== SOURCE RECORDS ==

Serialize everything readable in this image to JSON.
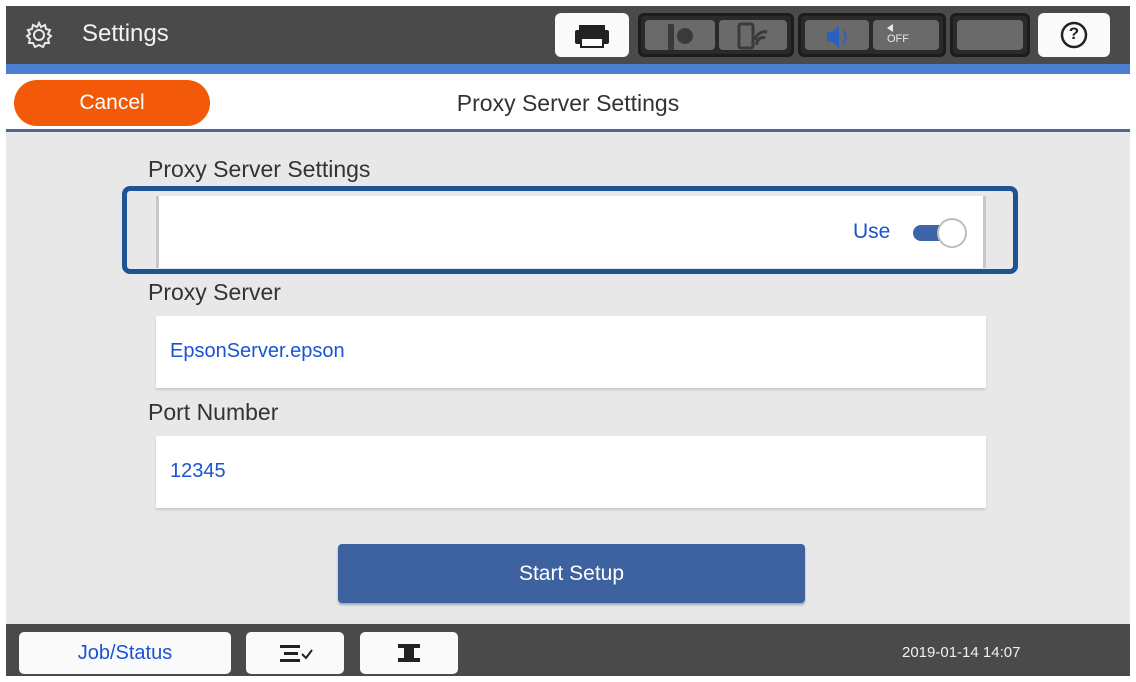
{
  "topbar": {
    "title": "Settings",
    "icons": [
      "gear-icon",
      "printer-icon",
      "wifi-direct-icon",
      "wifi-icon",
      "speaker-icon",
      "mute-icon",
      "sleep-icon",
      "help-icon"
    ],
    "help_glyph": "?"
  },
  "header": {
    "cancel_label": "Cancel",
    "title": "Proxy Server Settings"
  },
  "form": {
    "proxy_settings_label": "Proxy Server Settings",
    "use_label": "Use",
    "use_enabled": true,
    "proxy_server_label": "Proxy Server",
    "proxy_server_value": "EpsonServer.epson",
    "port_label": "Port Number",
    "port_value": "12345",
    "start_label": "Start Setup"
  },
  "bottombar": {
    "job_status_label": "Job/Status",
    "datetime": "2019-01-14 14:07"
  },
  "colors": {
    "accent": "#3e62a0",
    "cancel": "#f25a0a",
    "value_text": "#1a52d6",
    "topbar": "#4a4a4a"
  }
}
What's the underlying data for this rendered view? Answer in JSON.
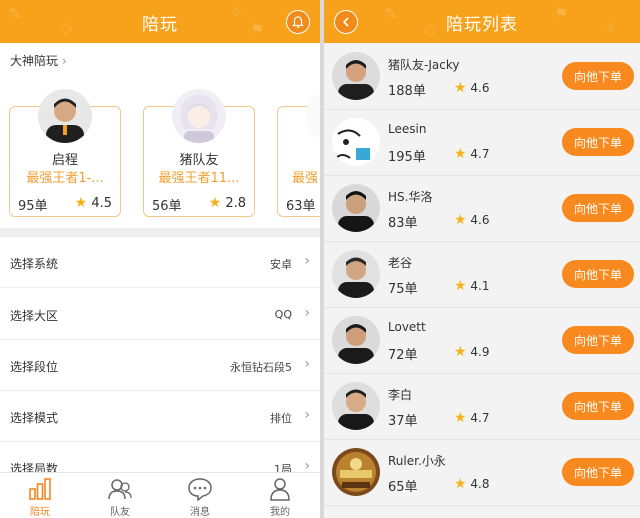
{
  "left": {
    "header": {
      "title": "陪玩"
    },
    "section_title": "大神陪玩",
    "cards": [
      {
        "name": "启程",
        "rank": "最强王者1-...",
        "orders": "95单",
        "rating": "4.5"
      },
      {
        "name": "猪队友",
        "rank": "最强王者11...",
        "orders": "56单",
        "rating": "2.8"
      },
      {
        "name": "",
        "rank": "最强",
        "orders": "63单",
        "rating": ""
      }
    ],
    "options": [
      {
        "label": "选择系统",
        "value": "安卓"
      },
      {
        "label": "选择大区",
        "value": "QQ"
      },
      {
        "label": "选择段位",
        "value": "永恒钻石段5"
      },
      {
        "label": "选择模式",
        "value": "排位"
      },
      {
        "label": "选择局数",
        "value": "1局"
      }
    ],
    "tabs": [
      {
        "label": "陪玩",
        "icon": "bar-chart-icon"
      },
      {
        "label": "队友",
        "icon": "friends-icon"
      },
      {
        "label": "消息",
        "icon": "chat-bubble-icon"
      },
      {
        "label": "我的",
        "icon": "person-icon"
      }
    ]
  },
  "right": {
    "header": {
      "title": "陪玩列表"
    },
    "order_button_label": "向他下单",
    "players": [
      {
        "name": "猪队友-Jacky",
        "orders": "188单",
        "rating": "4.6"
      },
      {
        "name": "Leesin",
        "orders": "195单",
        "rating": "4.7"
      },
      {
        "name": "HS.华洛",
        "orders": "83单",
        "rating": "4.6"
      },
      {
        "name": "老谷",
        "orders": "75单",
        "rating": "4.1"
      },
      {
        "name": "Lovett",
        "orders": "72单",
        "rating": "4.9"
      },
      {
        "name": "李白",
        "orders": "37单",
        "rating": "4.7"
      },
      {
        "name": "Ruler.小永",
        "orders": "65单",
        "rating": "4.8"
      }
    ]
  },
  "colors": {
    "accent": "#f7a21a",
    "button": "#f7891f",
    "rank_text": "#f0a032",
    "star": "#f5b21c"
  }
}
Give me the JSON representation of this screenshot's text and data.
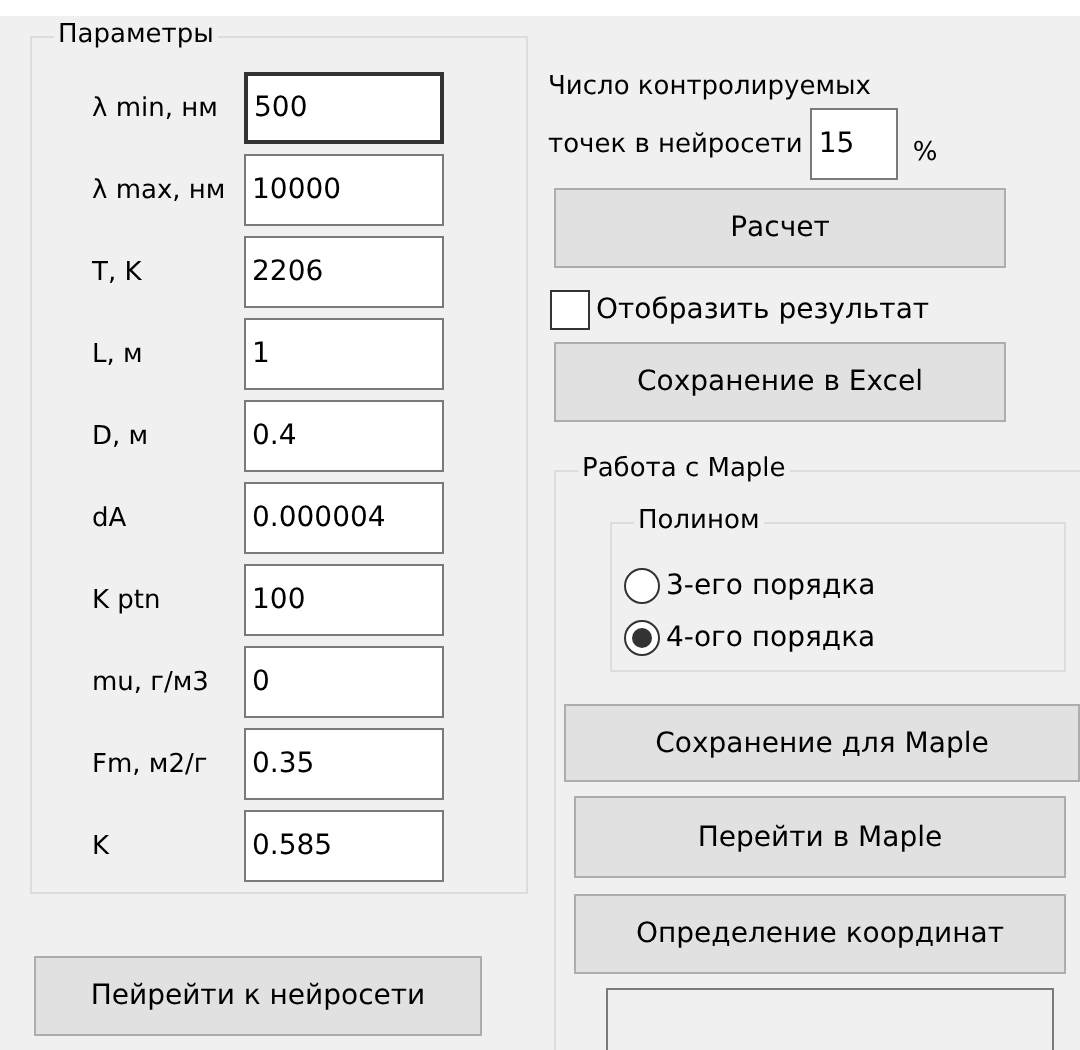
{
  "parameters": {
    "title": "Параметры",
    "fields": [
      {
        "label": "λ min, нм",
        "value": "500",
        "focused": true
      },
      {
        "label": "λ max, нм",
        "value": "10000",
        "focused": false
      },
      {
        "label": "T, K",
        "value": "2206",
        "focused": false
      },
      {
        "label": "L, м",
        "value": "1",
        "focused": false
      },
      {
        "label": "D, м",
        "value": "0.4",
        "focused": false
      },
      {
        "label": "dA",
        "value": "0.000004",
        "focused": false
      },
      {
        "label": "K ptn",
        "value": "100",
        "focused": false
      },
      {
        "label": "mu, г/м3",
        "value": "0",
        "focused": false
      },
      {
        "label": "Fm, м2/г",
        "value": "0.35",
        "focused": false
      },
      {
        "label": "K",
        "value": "0.585",
        "focused": false
      }
    ]
  },
  "neural_button": "Пейрейти к нейросети",
  "points": {
    "label_line1": "Число контролируемых",
    "label_line2": "точек в нейросети",
    "value": "15",
    "unit": "%"
  },
  "calc_button": "Расчет",
  "show_result": {
    "label": "Отобразить результат",
    "checked": false
  },
  "excel_button": "Сохранение в Excel",
  "maple": {
    "title": "Работа с Maple",
    "polynom": {
      "title": "Полином",
      "options": [
        {
          "label": "3-его порядка",
          "selected": false
        },
        {
          "label": "4-ого порядка",
          "selected": true
        }
      ]
    },
    "buttons": [
      "Сохранение для Maple",
      "Перейти в Maple",
      "Определение координат"
    ]
  }
}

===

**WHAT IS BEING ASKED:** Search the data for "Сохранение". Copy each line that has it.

**EXERCISE RESPONSE:**
  "excel_button": "Сохранение в Excel",
      "Сохранение для Maple",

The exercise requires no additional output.